it needs a new windshield, there is a tiny ding on the hood ( which is really the only bad place on the car) and there is a leak on the passenger side floor board- when it rains. could be bad seal around windshield.
other than that – it needs a few interior pieces. (new visor, gear shift cover, various knobs) still though, the interior is a 7 out of 10 for sure.
The greatest thing this car has going for it is the body – there is no rust anywhere.
thanks for looking.
There aren’t too many times that you can own an automotive legend on the cheap, but this may just be the best one. This car (unlike mine) appears to be well cared for by the previous owners, so you’ve got a leg up on most examples right there. The second – and critical one when buying an A1 Volkswagen – is the claimed lack of rust. This all but eliminated these cars from the New England market where they had been so popular. It’s so bad even the hipsters can’t be ironic enough to resurrect an A1 to drive around in a tortured manner up here – and that should tell you something when I regularly see them cruising in 2002s.

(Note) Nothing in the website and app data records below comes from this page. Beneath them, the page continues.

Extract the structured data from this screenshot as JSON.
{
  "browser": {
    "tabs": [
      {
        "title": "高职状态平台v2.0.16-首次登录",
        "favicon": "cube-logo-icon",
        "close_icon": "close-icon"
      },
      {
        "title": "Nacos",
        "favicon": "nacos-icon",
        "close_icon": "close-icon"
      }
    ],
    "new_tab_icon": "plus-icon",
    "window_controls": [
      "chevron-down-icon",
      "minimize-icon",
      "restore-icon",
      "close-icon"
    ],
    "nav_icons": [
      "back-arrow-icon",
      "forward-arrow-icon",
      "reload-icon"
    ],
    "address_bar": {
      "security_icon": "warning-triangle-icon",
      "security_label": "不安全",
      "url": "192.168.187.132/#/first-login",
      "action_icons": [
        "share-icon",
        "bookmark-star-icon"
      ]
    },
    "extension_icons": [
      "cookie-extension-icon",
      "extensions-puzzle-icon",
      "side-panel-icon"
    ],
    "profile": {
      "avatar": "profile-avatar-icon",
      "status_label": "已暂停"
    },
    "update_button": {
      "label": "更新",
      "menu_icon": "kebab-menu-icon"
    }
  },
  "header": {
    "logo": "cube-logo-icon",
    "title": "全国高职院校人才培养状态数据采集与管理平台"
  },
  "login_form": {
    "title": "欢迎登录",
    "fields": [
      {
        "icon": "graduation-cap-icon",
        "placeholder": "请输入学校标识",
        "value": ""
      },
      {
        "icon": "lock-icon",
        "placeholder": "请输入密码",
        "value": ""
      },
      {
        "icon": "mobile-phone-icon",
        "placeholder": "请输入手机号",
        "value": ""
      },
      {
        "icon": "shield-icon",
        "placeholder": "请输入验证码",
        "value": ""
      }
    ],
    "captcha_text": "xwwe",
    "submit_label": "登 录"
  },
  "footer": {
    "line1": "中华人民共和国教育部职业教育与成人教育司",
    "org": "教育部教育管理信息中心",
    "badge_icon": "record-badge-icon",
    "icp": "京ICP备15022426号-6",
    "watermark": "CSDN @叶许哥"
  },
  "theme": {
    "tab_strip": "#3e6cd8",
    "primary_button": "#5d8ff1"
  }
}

There are a few warning signs – the Fuba roof mounted hood means there’s a hole there, so you’d be advised to check for rustproofing. The headliner isn’t in great shape and the paint looks a bit tired, but VW paint from this era rarely looks good so that’s no surprise. Shockingly, the rest of the original interior (minus the steering wheel) appears to be in pretty good shape – including the original “Golf Ball” shift knob, a nod to the European name Golf and completely lost upon the American market with the Rabbit moniker. There are some common upgrades to these cars present, but best in my mind is that the original snowflakes are still there. I’ve always had a soft spot in my heart for these wheels. As I write this, the reserve has not been met with bidding in the mid-$3,000 range. I’d expect that reserve to be between $4,000 to $6,000 based upon what we’ve seen these cars going for in the past two or three years. This car could be a great way to get into a pretty clean example without (at least some of) the headaches I experiences. Time to go three wheelin’!